Retype the entries below word for word, leaving out every picture.

Collection entries:
━━━━━━
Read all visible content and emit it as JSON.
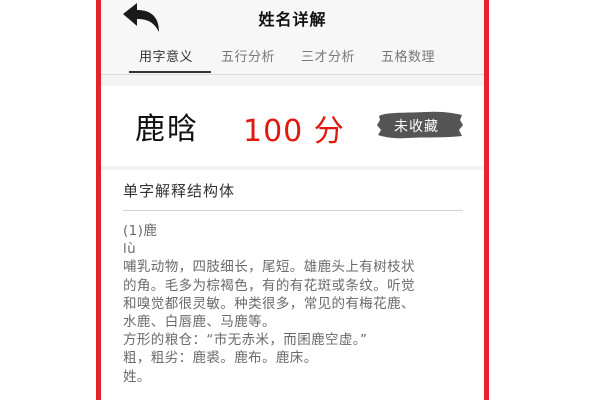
{
  "header": {
    "title": "姓名详解"
  },
  "tabs": [
    {
      "label": "用字意义",
      "active": true
    },
    {
      "label": "五行分析",
      "active": false
    },
    {
      "label": "三才分析",
      "active": false
    },
    {
      "label": "五格数理",
      "active": false
    }
  ],
  "result": {
    "name": "鹿晗",
    "score": "100 分",
    "collect_label": "未收藏"
  },
  "explanation": {
    "title": "单字解释结构体",
    "lines": [
      "(1)鹿",
      "lù",
      "哺乳动物，四肢细长，尾短。雄鹿头上有树枝状",
      "的角。毛多为棕褐色，有的有花斑或条纹。听觉",
      "和嗅觉都很灵敏。种类很多，常见的有梅花鹿、",
      "水鹿、白唇鹿、马鹿等。",
      "方形的粮仓：“市无赤米，而囷鹿空虚。”",
      "粗，粗劣：鹿裘。鹿布。鹿床。",
      "姓。"
    ]
  },
  "colors": {
    "frame": "#e8222c",
    "score": "#e0180f",
    "collect_bg": "#555555"
  },
  "icons": {
    "back": "back-arrow-icon"
  }
}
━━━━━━
Completed task:
Read all visible content and emit it as JSON.
{
  "header": {
    "title": "姓名详解"
  },
  "tabs": [
    {
      "label": "用字意义",
      "active": true
    },
    {
      "label": "五行分析",
      "active": false
    },
    {
      "label": "三才分析",
      "active": false
    },
    {
      "label": "五格数理",
      "active": false
    }
  ],
  "result": {
    "name": "鹿晗",
    "score": "100 分",
    "collect_label": "未收藏"
  },
  "explanation": {
    "title": "单字解释结构体",
    "lines": [
      "(1)鹿",
      "lù",
      "哺乳动物，四肢细长，尾短。雄鹿头上有树枝状",
      "的角。毛多为棕褐色，有的有花斑或条纹。听觉",
      "和嗅觉都很灵敏。种类很多，常见的有梅花鹿、",
      "水鹿、白唇鹿、马鹿等。",
      "方形的粮仓：“市无赤米，而囷鹿空虚。”",
      "粗，粗劣：鹿裘。鹿布。鹿床。",
      "姓。"
    ]
  },
  "colors": {
    "frame": "#e8222c",
    "score": "#e0180f",
    "collect_bg": "#555555"
  },
  "icons": {
    "back": "back-arrow-icon"
  }
}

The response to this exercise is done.